*Dataset rows describing interfaces*.
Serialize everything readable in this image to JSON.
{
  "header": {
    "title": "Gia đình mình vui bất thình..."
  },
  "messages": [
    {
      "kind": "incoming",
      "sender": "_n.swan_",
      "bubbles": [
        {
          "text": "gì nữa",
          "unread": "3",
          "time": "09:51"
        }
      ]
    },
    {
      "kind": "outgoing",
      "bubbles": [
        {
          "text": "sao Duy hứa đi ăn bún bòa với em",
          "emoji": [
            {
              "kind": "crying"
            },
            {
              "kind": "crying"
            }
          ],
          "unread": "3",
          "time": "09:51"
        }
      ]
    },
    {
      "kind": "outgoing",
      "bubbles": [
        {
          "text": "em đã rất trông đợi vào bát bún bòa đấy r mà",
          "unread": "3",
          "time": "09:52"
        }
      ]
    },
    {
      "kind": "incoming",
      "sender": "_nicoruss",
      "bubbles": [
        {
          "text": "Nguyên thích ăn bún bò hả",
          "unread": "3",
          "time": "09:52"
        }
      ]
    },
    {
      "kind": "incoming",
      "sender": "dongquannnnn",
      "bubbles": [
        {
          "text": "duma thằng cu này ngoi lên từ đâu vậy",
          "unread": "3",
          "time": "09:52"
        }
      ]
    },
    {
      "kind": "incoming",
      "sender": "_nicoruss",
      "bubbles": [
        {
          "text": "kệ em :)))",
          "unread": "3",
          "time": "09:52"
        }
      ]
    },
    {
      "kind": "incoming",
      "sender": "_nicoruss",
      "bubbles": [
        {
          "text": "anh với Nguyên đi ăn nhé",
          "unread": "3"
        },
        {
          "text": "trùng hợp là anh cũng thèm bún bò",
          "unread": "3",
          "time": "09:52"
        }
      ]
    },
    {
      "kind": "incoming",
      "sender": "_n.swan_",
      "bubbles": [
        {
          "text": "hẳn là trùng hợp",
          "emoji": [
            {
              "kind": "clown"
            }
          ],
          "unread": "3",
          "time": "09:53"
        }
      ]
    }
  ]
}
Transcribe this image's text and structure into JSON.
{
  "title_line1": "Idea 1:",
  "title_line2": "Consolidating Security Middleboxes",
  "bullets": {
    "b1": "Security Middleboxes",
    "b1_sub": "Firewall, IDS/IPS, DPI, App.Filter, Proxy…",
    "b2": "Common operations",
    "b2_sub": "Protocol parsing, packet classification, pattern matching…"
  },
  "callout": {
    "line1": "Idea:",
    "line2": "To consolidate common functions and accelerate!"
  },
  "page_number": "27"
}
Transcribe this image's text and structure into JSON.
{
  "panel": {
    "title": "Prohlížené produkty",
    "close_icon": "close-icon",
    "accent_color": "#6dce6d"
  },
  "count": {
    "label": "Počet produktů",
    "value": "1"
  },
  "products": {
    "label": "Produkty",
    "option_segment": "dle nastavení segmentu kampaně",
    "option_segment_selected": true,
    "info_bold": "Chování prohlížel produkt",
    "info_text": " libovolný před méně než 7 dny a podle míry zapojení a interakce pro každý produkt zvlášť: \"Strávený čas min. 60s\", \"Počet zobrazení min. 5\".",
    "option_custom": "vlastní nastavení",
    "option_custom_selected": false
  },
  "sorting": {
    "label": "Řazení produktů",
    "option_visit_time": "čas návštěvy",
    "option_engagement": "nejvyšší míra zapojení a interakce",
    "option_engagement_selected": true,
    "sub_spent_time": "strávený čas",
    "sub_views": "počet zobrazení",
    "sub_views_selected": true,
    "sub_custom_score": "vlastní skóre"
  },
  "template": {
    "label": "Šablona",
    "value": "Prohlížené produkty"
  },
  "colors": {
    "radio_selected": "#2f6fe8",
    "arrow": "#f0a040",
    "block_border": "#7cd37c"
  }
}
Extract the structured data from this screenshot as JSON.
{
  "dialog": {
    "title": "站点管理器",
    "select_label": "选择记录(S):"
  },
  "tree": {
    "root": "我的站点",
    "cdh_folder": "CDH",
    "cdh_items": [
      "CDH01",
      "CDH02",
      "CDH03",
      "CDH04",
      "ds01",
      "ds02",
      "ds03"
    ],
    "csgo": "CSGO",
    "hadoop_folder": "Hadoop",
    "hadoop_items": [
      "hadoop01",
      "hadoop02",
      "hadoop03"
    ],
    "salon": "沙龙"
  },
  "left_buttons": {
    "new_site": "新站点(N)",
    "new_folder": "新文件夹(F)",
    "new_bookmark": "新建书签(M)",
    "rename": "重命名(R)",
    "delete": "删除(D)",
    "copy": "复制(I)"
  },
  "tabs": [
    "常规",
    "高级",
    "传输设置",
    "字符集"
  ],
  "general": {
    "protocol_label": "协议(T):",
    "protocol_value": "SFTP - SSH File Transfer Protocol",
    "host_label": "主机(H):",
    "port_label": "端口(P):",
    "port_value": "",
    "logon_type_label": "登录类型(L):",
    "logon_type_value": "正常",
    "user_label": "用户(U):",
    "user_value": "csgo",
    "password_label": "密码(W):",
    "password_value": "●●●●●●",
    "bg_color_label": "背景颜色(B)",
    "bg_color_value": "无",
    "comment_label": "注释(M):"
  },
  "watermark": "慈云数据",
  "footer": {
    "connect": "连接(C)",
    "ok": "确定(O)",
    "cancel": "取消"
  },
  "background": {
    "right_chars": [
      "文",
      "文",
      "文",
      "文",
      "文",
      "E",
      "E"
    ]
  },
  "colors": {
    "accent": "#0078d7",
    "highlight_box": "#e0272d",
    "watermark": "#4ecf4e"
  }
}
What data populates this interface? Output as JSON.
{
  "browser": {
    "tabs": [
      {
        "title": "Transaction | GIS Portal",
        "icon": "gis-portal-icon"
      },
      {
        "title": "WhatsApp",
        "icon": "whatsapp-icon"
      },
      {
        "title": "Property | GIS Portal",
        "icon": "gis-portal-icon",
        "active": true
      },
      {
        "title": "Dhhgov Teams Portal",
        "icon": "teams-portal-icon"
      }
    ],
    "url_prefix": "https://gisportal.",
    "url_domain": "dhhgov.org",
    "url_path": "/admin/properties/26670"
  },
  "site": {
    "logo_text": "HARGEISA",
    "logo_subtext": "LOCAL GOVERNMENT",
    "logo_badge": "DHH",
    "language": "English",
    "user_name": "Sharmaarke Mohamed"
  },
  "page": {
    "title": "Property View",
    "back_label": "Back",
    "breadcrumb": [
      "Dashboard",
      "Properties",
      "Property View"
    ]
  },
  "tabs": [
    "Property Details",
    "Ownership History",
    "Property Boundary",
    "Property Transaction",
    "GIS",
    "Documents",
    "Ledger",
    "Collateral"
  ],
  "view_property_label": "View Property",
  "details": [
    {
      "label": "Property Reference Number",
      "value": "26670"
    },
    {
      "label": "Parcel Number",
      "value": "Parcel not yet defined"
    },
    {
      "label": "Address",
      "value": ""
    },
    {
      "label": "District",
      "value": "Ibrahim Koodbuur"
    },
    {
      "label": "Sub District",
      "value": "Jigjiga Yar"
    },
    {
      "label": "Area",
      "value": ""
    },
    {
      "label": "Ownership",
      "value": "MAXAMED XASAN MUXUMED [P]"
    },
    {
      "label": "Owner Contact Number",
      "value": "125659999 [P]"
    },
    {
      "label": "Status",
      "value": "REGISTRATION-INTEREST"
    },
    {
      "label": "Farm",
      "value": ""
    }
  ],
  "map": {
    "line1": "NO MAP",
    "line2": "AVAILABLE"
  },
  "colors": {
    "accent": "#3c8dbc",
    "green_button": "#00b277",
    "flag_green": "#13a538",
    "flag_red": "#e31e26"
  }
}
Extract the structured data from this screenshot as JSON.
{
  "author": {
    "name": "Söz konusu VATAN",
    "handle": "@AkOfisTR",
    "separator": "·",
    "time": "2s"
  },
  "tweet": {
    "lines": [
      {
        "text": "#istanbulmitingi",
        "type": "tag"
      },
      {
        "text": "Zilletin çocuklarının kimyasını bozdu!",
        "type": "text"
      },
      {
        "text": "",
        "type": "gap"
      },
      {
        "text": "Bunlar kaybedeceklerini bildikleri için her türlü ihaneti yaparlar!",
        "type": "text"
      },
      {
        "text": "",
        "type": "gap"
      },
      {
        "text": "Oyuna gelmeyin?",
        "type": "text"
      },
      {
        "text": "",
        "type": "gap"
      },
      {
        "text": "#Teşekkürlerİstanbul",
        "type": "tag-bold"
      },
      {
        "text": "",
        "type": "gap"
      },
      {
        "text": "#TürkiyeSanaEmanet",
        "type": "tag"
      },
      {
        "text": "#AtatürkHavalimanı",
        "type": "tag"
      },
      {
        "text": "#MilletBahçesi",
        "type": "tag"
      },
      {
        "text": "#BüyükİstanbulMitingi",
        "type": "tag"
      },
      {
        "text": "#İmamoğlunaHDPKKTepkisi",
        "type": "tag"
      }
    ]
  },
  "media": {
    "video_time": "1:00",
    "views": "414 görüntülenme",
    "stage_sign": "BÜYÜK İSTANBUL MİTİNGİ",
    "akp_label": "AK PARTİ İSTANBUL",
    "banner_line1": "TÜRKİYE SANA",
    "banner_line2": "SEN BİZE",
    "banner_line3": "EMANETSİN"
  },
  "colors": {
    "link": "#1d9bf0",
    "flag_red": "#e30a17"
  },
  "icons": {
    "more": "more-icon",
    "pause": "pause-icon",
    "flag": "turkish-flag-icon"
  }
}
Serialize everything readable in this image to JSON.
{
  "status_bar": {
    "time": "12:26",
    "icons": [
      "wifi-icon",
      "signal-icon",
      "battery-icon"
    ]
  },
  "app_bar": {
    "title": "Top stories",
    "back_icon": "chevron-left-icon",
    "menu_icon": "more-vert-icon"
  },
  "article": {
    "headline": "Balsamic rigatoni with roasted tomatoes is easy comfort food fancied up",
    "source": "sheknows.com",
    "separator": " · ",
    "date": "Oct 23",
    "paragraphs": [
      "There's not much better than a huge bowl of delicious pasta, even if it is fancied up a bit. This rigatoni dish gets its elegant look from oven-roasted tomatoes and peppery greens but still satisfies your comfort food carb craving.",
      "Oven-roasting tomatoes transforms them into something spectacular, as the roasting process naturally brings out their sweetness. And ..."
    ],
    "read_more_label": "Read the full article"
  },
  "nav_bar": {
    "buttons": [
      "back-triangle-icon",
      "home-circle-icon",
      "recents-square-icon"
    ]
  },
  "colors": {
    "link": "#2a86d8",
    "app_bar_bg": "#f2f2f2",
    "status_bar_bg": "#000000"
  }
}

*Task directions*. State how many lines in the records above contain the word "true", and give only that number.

*The completed task*. 4